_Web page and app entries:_
+--
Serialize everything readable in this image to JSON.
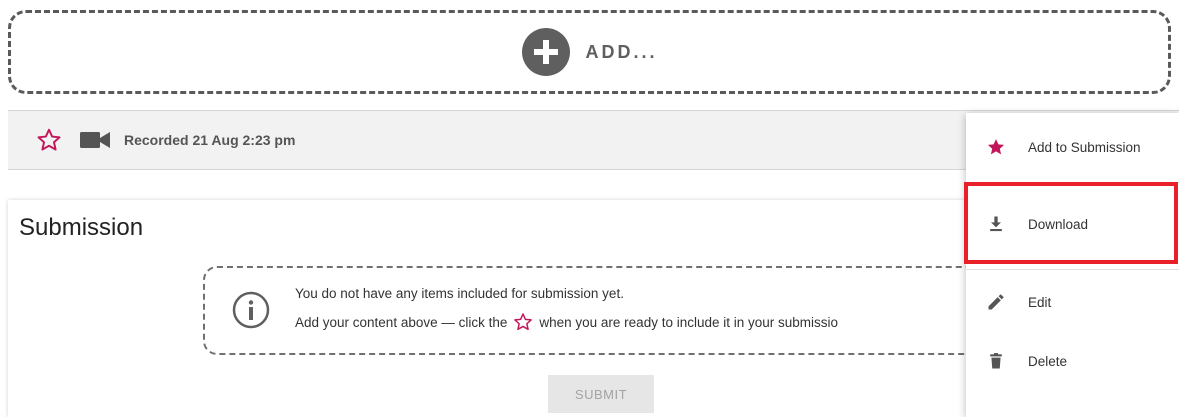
{
  "add_zone": {
    "label": "ADD...",
    "icon": "plus-circle-icon"
  },
  "recording": {
    "label": "Recorded 21 Aug 2:23 pm",
    "star_icon": "star-outline-icon",
    "media_icon": "video-camera-icon"
  },
  "submission": {
    "title": "Submission",
    "notice_line1": "You do not have any items included for submission yet.",
    "notice_line2_before": "Add your content above — click the",
    "notice_line2_after": "when you are ready to include it in your submissio",
    "info_icon": "info-circle-icon",
    "submit_label": "SUBMIT"
  },
  "context_menu": {
    "items": [
      {
        "label": "Add to Submission",
        "icon": "star-filled-icon"
      },
      {
        "label": "Download",
        "icon": "download-icon"
      },
      {
        "label": "Edit",
        "icon": "pencil-icon"
      },
      {
        "label": "Delete",
        "icon": "trash-icon"
      }
    ]
  },
  "colors": {
    "accent_star": "#c2185b",
    "highlight": "#e8202a",
    "icon_gray": "#5f5f5f"
  }
}
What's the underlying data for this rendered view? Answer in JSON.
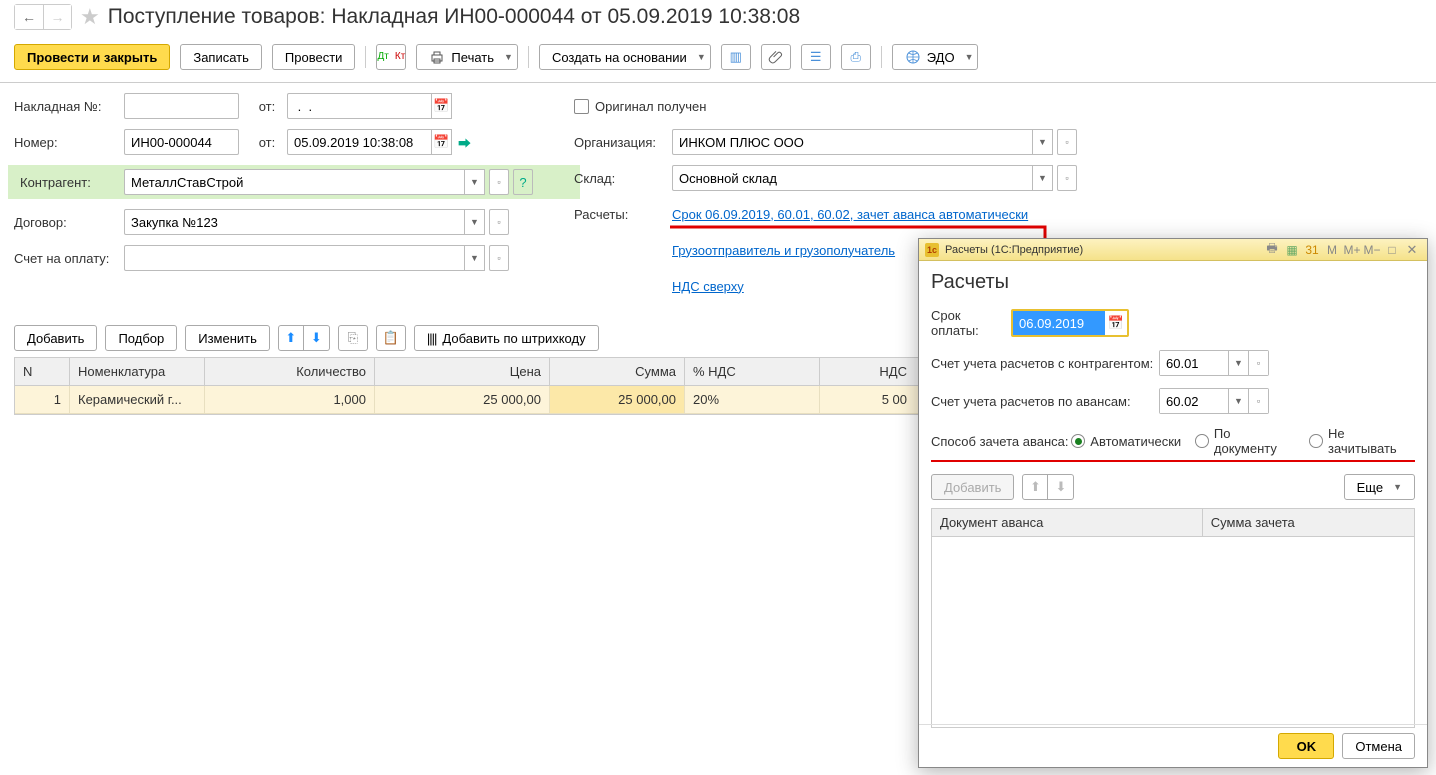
{
  "header": {
    "title": "Поступление товаров: Накладная ИН00-000044 от 05.09.2019 10:38:08"
  },
  "toolbar": {
    "post_close": "Провести и закрыть",
    "save": "Записать",
    "post": "Провести",
    "print": "Печать",
    "create_based": "Создать на основании",
    "edo": "ЭДО"
  },
  "form": {
    "invoice_no_lbl": "Накладная №:",
    "invoice_no": "",
    "from_lbl": "от:",
    "invoice_date": " .  .",
    "number_lbl": "Номер:",
    "number": "ИН00-000044",
    "date": "05.09.2019 10:38:08",
    "counterparty_lbl": "Контрагент:",
    "counterparty": "МеталлСтавСтрой",
    "contract_lbl": "Договор:",
    "contract": "Закупка №123",
    "bill_lbl": "Счет на оплату:",
    "bill": "",
    "original_lbl": "Оригинал получен",
    "org_lbl": "Организация:",
    "org": "ИНКОМ ПЛЮС ООО",
    "warehouse_lbl": "Склад:",
    "warehouse": "Основной склад",
    "calc_lbl": "Расчеты:",
    "calc_link": "Срок 06.09.2019, 60.01, 60.02, зачет аванса автоматически",
    "shipper_link": "Грузоотправитель и грузополучатель",
    "vat_link": "НДС сверху"
  },
  "tbl_toolbar": {
    "add": "Добавить",
    "pick": "Подбор",
    "edit": "Изменить",
    "barcode": "Добавить по штрихкоду"
  },
  "table": {
    "headers": {
      "n": "N",
      "nom": "Номенклатура",
      "qty": "Количество",
      "price": "Цена",
      "sum": "Сумма",
      "vat": "% НДС",
      "vat_sum": "НДС"
    },
    "rows": [
      {
        "n": "1",
        "nom": "Керамический г...",
        "qty": "1,000",
        "price": "25 000,00",
        "sum": "25 000,00",
        "vat": "20%",
        "vat_sum": "5 00"
      }
    ]
  },
  "popup": {
    "titlebar": "Расчеты  (1С:Предприятие)",
    "heading": "Расчеты",
    "due_lbl": "Срок оплаты:",
    "due": "06.09.2019",
    "acct1_lbl": "Счет учета расчетов с контрагентом:",
    "acct1": "60.01",
    "acct2_lbl": "Счет учета расчетов по авансам:",
    "acct2": "60.02",
    "advance_lbl": "Способ зачета аванса:",
    "radio_auto": "Автоматически",
    "radio_doc": "По документу",
    "radio_none": "Не зачитывать",
    "add": "Добавить",
    "more": "Еще",
    "col1": "Документ аванса",
    "col2": "Сумма зачета",
    "ok": "OK",
    "cancel": "Отмена",
    "tb_icons": {
      "m": "M",
      "m_plus": "M+",
      "m_minus": "M−"
    }
  }
}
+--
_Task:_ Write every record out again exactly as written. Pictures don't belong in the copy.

_Result:_
Serialize everything readable in this image to JSON.
{
  "add_zone": {
    "label": "ADD...",
    "icon": "plus-circle-icon"
  },
  "recording": {
    "label": "Recorded 21 Aug 2:23 pm",
    "star_icon": "star-outline-icon",
    "media_icon": "video-camera-icon"
  },
  "submission": {
    "title": "Submission",
    "notice_line1": "You do not have any items included for submission yet.",
    "notice_line2_before": "Add your content above — click the",
    "notice_line2_after": "when you are ready to include it in your submissio",
    "info_icon": "info-circle-icon",
    "submit_label": "SUBMIT"
  },
  "context_menu": {
    "items": [
      {
        "label": "Add to Submission",
        "icon": "star-filled-icon"
      },
      {
        "label": "Download",
        "icon": "download-icon"
      },
      {
        "label": "Edit",
        "icon": "pencil-icon"
      },
      {
        "label": "Delete",
        "icon": "trash-icon"
      }
    ]
  },
  "colors": {
    "accent_star": "#c2185b",
    "highlight": "#e8202a",
    "icon_gray": "#5f5f5f"
  }
}
What's the underlying data for this rendered view? Answer in JSON.
{
  "header": {
    "title": "Поступление товаров: Накладная ИН00-000044 от 05.09.2019 10:38:08"
  },
  "toolbar": {
    "post_close": "Провести и закрыть",
    "save": "Записать",
    "post": "Провести",
    "print": "Печать",
    "create_based": "Создать на основании",
    "edo": "ЭДО"
  },
  "form": {
    "invoice_no_lbl": "Накладная №:",
    "invoice_no": "",
    "from_lbl": "от:",
    "invoice_date": " .  .",
    "number_lbl": "Номер:",
    "number": "ИН00-000044",
    "date": "05.09.2019 10:38:08",
    "counterparty_lbl": "Контрагент:",
    "counterparty": "МеталлСтавСтрой",
    "contract_lbl": "Договор:",
    "contract": "Закупка №123",
    "bill_lbl": "Счет на оплату:",
    "bill": "",
    "original_lbl": "Оригинал получен",
    "org_lbl": "Организация:",
    "org": "ИНКОМ ПЛЮС ООО",
    "warehouse_lbl": "Склад:",
    "warehouse": "Основной склад",
    "calc_lbl": "Расчеты:",
    "calc_link": "Срок 06.09.2019, 60.01, 60.02, зачет аванса автоматически",
    "shipper_link": "Грузоотправитель и грузополучатель",
    "vat_link": "НДС сверху"
  },
  "tbl_toolbar": {
    "add": "Добавить",
    "pick": "Подбор",
    "edit": "Изменить",
    "barcode": "Добавить по штрихкоду"
  },
  "table": {
    "headers": {
      "n": "N",
      "nom": "Номенклатура",
      "qty": "Количество",
      "price": "Цена",
      "sum": "Сумма",
      "vat": "% НДС",
      "vat_sum": "НДС"
    },
    "rows": [
      {
        "n": "1",
        "nom": "Керамический г...",
        "qty": "1,000",
        "price": "25 000,00",
        "sum": "25 000,00",
        "vat": "20%",
        "vat_sum": "5 00"
      }
    ]
  },
  "popup": {
    "titlebar": "Расчеты  (1С:Предприятие)",
    "heading": "Расчеты",
    "due_lbl": "Срок оплаты:",
    "due": "06.09.2019",
    "acct1_lbl": "Счет учета расчетов с контрагентом:",
    "acct1": "60.01",
    "acct2_lbl": "Счет учета расчетов по авансам:",
    "acct2": "60.02",
    "advance_lbl": "Способ зачета аванса:",
    "radio_auto": "Автоматически",
    "radio_doc": "По документу",
    "radio_none": "Не зачитывать",
    "add": "Добавить",
    "more": "Еще",
    "col1": "Документ аванса",
    "col2": "Сумма зачета",
    "ok": "OK",
    "cancel": "Отмена",
    "tb_icons": {
      "m": "M",
      "m_plus": "M+",
      "m_minus": "M−"
    }
  }
}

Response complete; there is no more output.